 return 0;
}

int power(int base, int n)
 {
   int i,p=1;
   for(i=1;i<=n;++i)
     p*=base;
   return p;
 }

10. Reverse string


#include<stdio.h>

#define  MAXLINE  1000

int size=0;
void reverse(char line[], int lim);
int main()

{ extern int size;
  char line[MAXLINE];
  reverse(line,MAXLINE);
  while(size) putchar(line[--size]);
  printf("\n");
  return 0;
}

void reverse(char line[], int lim)

{
 extern int size;
 int c;
 while((c=getchar())!=EOF ) line[size++]=c;
 line[size]='\0';

}

11. Get digits only


#include<stdio.h>

int atoi(char s[]);

int main()

{
  char str[]="12a4c5 ";
  int i=0,n=0;

 while(str[i]!='\0')
   {
      if(str[i]>='0' && str[i]<='9') { n=10*n+(str[i]-'0'); i++; }
      else
       { i++; continue; }
   }
 printf("number=%d\n",n);
 return 0;

 }

12. Fahrenheit to Celsius table

/* print Fahrenheit-Celsius table for fahr =0,20,40,....,300 */

#include<stdio.h>

int main()

{
  int fahr, celsius;
  int lower, upper, step;
  lower = 0;
  upper = 300;
  step = 20;

  fahr = lower;
  while( fahr <= upper)
   {
      celsius = 5 * (fahr - 32) / 9;
      printf("%d\t%d\n", fahr, celsius);
      fahr = fahr + step;
   }

return 0;
}

Reference –

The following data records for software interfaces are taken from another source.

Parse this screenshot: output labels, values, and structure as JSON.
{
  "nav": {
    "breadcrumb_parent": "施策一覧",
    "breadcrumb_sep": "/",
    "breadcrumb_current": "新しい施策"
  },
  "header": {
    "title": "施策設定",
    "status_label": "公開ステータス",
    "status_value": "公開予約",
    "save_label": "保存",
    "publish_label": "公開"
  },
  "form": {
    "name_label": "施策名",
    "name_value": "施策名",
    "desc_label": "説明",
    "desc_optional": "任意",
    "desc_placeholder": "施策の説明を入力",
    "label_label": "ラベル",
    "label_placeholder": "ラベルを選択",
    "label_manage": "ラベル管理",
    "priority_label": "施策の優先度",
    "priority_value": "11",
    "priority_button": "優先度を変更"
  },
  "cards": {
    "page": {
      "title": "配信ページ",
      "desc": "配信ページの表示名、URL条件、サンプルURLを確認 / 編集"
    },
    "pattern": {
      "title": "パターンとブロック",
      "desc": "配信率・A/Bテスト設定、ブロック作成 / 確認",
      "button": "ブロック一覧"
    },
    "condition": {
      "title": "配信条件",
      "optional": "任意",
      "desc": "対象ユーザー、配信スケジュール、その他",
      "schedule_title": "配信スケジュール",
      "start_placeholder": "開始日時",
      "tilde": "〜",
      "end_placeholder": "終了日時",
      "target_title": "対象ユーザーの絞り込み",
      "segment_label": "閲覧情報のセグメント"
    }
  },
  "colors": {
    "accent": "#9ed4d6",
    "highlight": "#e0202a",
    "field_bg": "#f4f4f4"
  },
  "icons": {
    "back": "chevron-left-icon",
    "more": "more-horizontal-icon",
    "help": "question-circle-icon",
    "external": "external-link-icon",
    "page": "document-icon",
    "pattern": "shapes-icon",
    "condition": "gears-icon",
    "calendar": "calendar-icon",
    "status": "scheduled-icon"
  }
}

https://www.amazon.com/Programming-Language-2nd-Brian-Kernighan/dp/0131103628#reader_0131103628